II.                Custody-status point


Appellant argues that the imposition of a custody-status point, which enhanced his sentence beyond that otherwise authorized, violated his rights under the Sixth Amendment and Blakely v. Washington, 542 U.S. 296, 124 S. Ct. 2531 (2004).  The application of Blakely presents a constitutional issue, which this court reviews de novo.  State v. Hagen, 690 N.W.2d 155, 157 (Minn. App. 2004).

Appellate courts “generally will not decide issues which were not raised before the district court, including constitutional questions of criminal procedure.”  Roby v. State, 547 N.W.2d 354, 357 (Minn. 1996) (citation omitted).  Because this argument was not raised in the district court, we decline to address it except to note that this issue is

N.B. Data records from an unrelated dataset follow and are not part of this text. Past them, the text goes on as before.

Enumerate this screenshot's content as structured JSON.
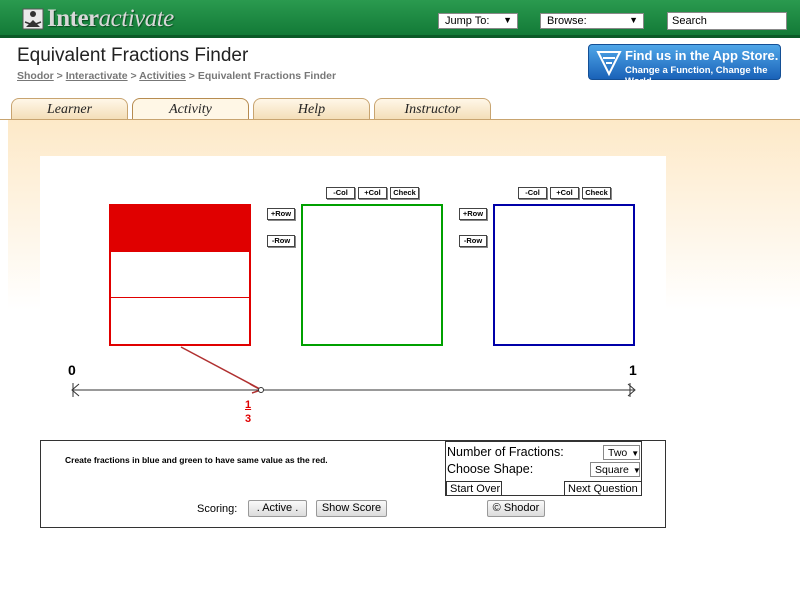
{
  "header": {
    "logo_prefix": "Inter",
    "logo_suffix": "activate",
    "jump_label": "Jump To:",
    "browse_label": "Browse:",
    "search_placeholder": "Search"
  },
  "title": "Equivalent Fractions Finder",
  "breadcrumb": [
    "Shodor",
    "Interactivate",
    "Activities",
    "Equivalent Fractions Finder"
  ],
  "appstore": {
    "line1": "Find us in the App Store.",
    "line2": "Change a Function, Change the World"
  },
  "tabs": [
    {
      "label": "Learner",
      "active": false
    },
    {
      "label": "Activity",
      "active": true
    },
    {
      "label": "Help",
      "active": false
    },
    {
      "label": "Instructor",
      "active": false
    }
  ],
  "activity": {
    "col_buttons": [
      "-Col",
      "+Col",
      "Check"
    ],
    "row_buttons": [
      "+Row",
      "-Row"
    ],
    "red_fraction": {
      "numerator": "1",
      "denominator": "3",
      "filled_rows": 1,
      "total_rows": 3
    },
    "number_line": {
      "start": "0",
      "end": "1"
    },
    "colors": {
      "red": "#e00000",
      "green": "#00a000",
      "blue": "#0000a8"
    }
  },
  "panel": {
    "instructions": "Create fractions in blue and green to have same value as the red.",
    "num_fractions_label": "Number of Fractions:",
    "num_fractions_value": "Two",
    "shape_label": "Choose Shape:",
    "shape_value": "Square",
    "start_over": "Start Over",
    "next_question": "Next Question",
    "scoring_label": "Scoring:",
    "active_button": ". Active .",
    "show_score": "Show Score",
    "shodor_button": "© Shodor"
  }
}
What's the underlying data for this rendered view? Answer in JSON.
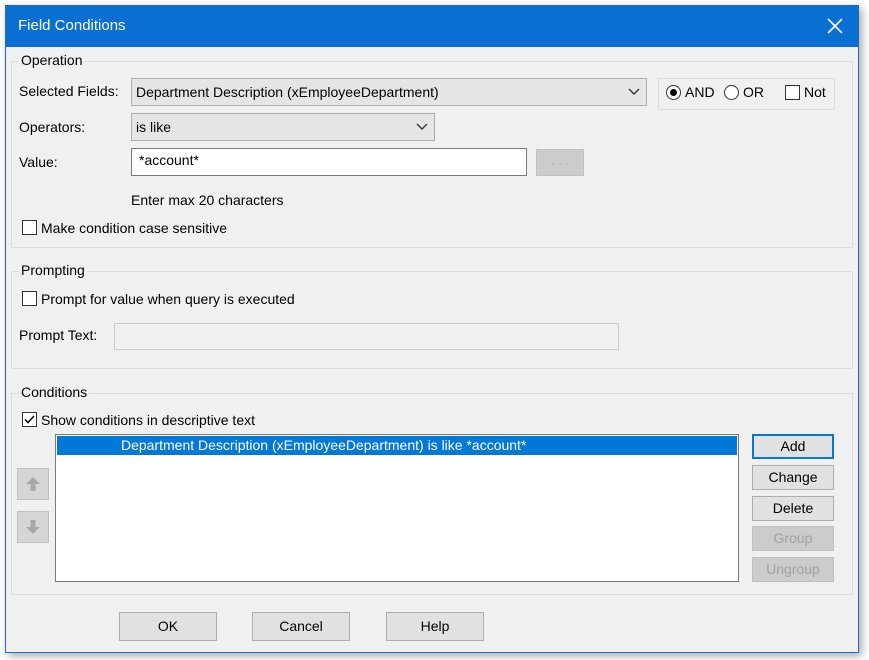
{
  "window": {
    "title": "Field Conditions",
    "close_icon": "close-icon"
  },
  "operation": {
    "group_title": "Operation",
    "selected_fields_label": "Selected Fields:",
    "selected_field_value": "Department Description (xEmployeeDepartment)",
    "and_label": "AND",
    "or_label": "OR",
    "not_label": "Not",
    "logic_selected": "AND",
    "not_checked": false,
    "operators_label": "Operators:",
    "operator_value": "is like",
    "value_label": "Value:",
    "value_text": "*account*",
    "browse_label": ". . .",
    "hint": "Enter max 20 characters",
    "case_sensitive_label": "Make condition case sensitive",
    "case_sensitive_checked": false
  },
  "prompting": {
    "group_title": "Prompting",
    "prompt_checkbox_label": "Prompt for value when query is executed",
    "prompt_checked": false,
    "prompt_text_label": "Prompt Text:",
    "prompt_text_value": ""
  },
  "conditions": {
    "group_title": "Conditions",
    "show_desc_label": "Show conditions in descriptive text",
    "show_desc_checked": true,
    "items": [
      "Department Description (xEmployeeDepartment) is like *account*"
    ],
    "buttons": {
      "add": "Add",
      "change": "Change",
      "delete": "Delete",
      "group": "Group",
      "ungroup": "Ungroup"
    },
    "move_up_icon": "arrow-up-icon",
    "move_down_icon": "arrow-down-icon"
  },
  "footer": {
    "ok": "OK",
    "cancel": "Cancel",
    "help": "Help"
  },
  "colors": {
    "titlebar": "#0a6fd3",
    "selection": "#0078d7",
    "dialog_bg": "#f0f0f0"
  }
}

controlled by State v. Allen, 706 N.W.2d 40, 48 (Minn. 2005) (rejecting argument that finding of custody-status point implicates Blakely).


* Retired judge of the Minnesota Court of Appeals, serving by appointment pursuant to Minn. Const. art. VI, § 10.